No one ever told me, you are not alone.
No one ever told me, it’s not your fault.
There aren’t books for this crap, you know? No one tells you, hey, when you come into the hospital and you have your baby and then you get to leave and your baby doesn’t? It sucks. No one tells you that. No one tells you how it feels to go in pregnant and have to leave with no baby. There aren’t books and magazine with pictures of scrawny, sickly babies on the covers.
I was the first person in my family to have twins. I was the first person in my family to have premature babies (both of my sisters produced big, strapping children). No one knew how to act and no one knew what to say. So many people wanted to find a reason for what happened. They wanted to explain it away or tell me what I should have done that would have made everything better. That didn’t help. I didn’t want that for Angie. I wanted to help her, to be there for her, to be her shoulder.
But as it turns out, as it often does, she helped me far, far more than I ever helped her.
This woman? She’s a rock. She is an absolute rock. She had her head on straight. She attacked this challenge like I have seen her attack every single challenge she’s been faced with: immediately, without fear, and with all the love her huge heart can hold. She was amazing.
I’m sure she had moments that she wept. I’m sure she had moments when she questioned God. I’m sure she had moments when she thought, “I can’t do this anymore.”
But she put on her game face, she woman’ed up, and she faced this enormous challenge like it was a blessing.

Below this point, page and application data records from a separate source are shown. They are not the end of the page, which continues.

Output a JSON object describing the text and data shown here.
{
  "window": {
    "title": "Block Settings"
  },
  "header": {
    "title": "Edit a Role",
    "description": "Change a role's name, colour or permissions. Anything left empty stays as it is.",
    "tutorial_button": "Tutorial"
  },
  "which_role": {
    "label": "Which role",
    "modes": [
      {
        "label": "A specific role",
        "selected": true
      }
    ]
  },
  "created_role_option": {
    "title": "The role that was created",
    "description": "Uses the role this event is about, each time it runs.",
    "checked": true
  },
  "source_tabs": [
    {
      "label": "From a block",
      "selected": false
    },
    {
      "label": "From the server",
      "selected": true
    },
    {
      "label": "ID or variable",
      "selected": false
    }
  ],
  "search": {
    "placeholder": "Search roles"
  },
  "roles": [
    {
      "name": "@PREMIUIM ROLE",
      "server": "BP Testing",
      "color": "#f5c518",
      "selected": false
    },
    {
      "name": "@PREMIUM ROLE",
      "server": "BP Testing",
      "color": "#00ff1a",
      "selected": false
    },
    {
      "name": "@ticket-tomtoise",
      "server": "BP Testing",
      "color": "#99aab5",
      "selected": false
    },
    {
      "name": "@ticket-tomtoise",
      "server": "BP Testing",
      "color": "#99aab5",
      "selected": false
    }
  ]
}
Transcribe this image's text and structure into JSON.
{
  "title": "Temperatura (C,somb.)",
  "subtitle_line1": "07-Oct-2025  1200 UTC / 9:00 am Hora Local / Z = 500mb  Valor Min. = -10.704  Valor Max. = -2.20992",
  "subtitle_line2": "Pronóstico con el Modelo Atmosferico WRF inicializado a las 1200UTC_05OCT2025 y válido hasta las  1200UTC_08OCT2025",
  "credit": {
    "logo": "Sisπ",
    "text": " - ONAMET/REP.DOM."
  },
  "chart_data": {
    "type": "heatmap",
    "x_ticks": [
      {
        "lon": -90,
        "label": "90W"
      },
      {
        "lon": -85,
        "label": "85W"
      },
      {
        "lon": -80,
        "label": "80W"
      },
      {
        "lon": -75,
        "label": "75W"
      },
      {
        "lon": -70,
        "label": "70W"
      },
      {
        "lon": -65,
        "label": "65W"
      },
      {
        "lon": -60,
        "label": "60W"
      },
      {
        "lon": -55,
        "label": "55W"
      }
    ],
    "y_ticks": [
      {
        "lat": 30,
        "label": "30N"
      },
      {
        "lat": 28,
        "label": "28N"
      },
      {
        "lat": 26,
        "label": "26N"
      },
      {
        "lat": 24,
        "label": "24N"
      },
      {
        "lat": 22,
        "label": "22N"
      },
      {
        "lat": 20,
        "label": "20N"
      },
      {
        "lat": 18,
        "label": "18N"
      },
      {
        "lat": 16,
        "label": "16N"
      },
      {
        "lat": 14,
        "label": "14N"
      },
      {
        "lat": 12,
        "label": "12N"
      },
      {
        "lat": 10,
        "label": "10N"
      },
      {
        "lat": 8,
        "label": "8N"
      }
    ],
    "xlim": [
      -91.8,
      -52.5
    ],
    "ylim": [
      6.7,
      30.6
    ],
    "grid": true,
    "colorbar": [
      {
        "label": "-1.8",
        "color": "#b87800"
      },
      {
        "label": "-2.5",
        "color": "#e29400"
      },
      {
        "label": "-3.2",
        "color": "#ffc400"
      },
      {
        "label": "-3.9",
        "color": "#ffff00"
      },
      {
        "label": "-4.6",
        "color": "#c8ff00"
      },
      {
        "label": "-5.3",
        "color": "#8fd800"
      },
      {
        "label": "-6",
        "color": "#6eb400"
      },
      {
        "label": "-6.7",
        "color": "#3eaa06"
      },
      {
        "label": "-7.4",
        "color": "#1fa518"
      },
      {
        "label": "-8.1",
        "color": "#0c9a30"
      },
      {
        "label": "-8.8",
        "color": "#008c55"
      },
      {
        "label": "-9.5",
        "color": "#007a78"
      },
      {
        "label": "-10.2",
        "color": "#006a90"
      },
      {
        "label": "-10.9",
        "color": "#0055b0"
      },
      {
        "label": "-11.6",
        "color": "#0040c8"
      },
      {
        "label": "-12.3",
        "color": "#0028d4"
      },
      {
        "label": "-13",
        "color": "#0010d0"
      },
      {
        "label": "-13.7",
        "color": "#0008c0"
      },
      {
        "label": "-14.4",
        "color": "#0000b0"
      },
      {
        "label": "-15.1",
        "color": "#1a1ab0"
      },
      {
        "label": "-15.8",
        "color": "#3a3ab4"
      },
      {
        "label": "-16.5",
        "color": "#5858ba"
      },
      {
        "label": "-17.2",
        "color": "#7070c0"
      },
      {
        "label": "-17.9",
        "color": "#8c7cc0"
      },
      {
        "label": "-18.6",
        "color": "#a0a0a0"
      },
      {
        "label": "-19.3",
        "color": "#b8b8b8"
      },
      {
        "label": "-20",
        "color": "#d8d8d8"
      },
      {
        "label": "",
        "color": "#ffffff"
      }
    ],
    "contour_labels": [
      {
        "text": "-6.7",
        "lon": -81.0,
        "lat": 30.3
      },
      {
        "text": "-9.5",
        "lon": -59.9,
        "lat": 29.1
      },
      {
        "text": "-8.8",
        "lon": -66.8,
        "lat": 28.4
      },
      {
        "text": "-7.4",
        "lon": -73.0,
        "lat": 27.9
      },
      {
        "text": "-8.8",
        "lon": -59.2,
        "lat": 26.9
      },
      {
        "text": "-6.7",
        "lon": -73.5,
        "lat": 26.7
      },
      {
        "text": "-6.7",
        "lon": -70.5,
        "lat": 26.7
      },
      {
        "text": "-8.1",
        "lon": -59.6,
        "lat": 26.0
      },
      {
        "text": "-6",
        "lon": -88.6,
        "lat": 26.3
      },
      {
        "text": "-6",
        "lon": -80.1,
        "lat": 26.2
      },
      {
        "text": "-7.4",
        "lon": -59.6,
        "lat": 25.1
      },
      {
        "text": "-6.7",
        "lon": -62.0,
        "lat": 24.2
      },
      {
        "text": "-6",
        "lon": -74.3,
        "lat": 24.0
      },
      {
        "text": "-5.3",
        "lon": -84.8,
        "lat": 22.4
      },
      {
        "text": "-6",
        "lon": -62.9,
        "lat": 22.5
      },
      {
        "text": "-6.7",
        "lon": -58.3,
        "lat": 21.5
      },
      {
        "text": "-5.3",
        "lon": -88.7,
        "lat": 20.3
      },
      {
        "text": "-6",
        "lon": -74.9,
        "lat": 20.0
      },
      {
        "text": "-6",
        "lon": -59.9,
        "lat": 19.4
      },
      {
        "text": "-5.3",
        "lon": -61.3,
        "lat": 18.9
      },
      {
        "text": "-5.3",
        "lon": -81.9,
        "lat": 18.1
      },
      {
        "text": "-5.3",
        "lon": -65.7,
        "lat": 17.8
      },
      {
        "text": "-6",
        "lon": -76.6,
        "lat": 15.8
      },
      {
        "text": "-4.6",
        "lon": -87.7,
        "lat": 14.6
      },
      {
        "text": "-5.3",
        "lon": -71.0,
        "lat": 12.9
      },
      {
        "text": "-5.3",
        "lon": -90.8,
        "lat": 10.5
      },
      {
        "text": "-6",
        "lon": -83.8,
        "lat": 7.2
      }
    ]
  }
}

She posted pictures of this child, this tiny little infant, smaller than a loaf of bread. I forced myself to look at this child’s pictures. I had some hospital pictures of my twins which I promptly put into a photo storage box and never looked at again. But I looked at Casey. And I discovered something amazing.
She was beautiful.
She was not scary.
I was not afraid of her.
I took the pictures of my twins out of the photo storage box. I looked at them. I got a big frame, you know, like the ones that hold about 20 pictures? I put some of them in the frame. I put other pictures in too, pictures that showed them healthy and happy and strong. I hung it on my wall in a place I knew I would look at it every single day.
I look at it every single day.
Without Angie, and her bravery, and her courage, I would have never looked at those pictures again.
Other friends had babies, and I would go to the hospital, and actually hold their babies. They were little, but they were not fragile or scary. It was okay. I hadn’t been able to do that before.
Because of Angie, and her bravery, I could.
Because of Angie and Casey, I forced myself to talk to a therapist about what I was feeling and how I had never dealt with it, and how scary it was. It was like something shifted within me and everything from ten years of drama and stress and pain exploded inside of my guts. But it was necessary. I needed it. I wasn’t really living my life, I was just going through the motions.
One day, I looked at my husband and I decided, “I want to have a baby with this man.” When I met him, I could never imagine having a child with him, or anyone. It wasn’t him, it was the having a child part. In my mind, having a child equaled being left alone. I couldn’t risk being left alone. But now it was okay.
I found out in time that I’m suffering from secondary infertility, a devastating blow.
And who was right by my side, helping me get through it, listening to me vent, being my rock?
You guessed it.
These days, Casey is a beautiful, vibrant, happy almost two-year-old. Angie tells me she kisses my picture and says, “Pretty.” On my fridge are pictures of her, from when she was a tiny little infant, and those from now. I kiss my fingers and touch her pictures too.
Someday I will meet them, and it will be like meeting an old friend.
And I will thank them, both of them, for saving my life.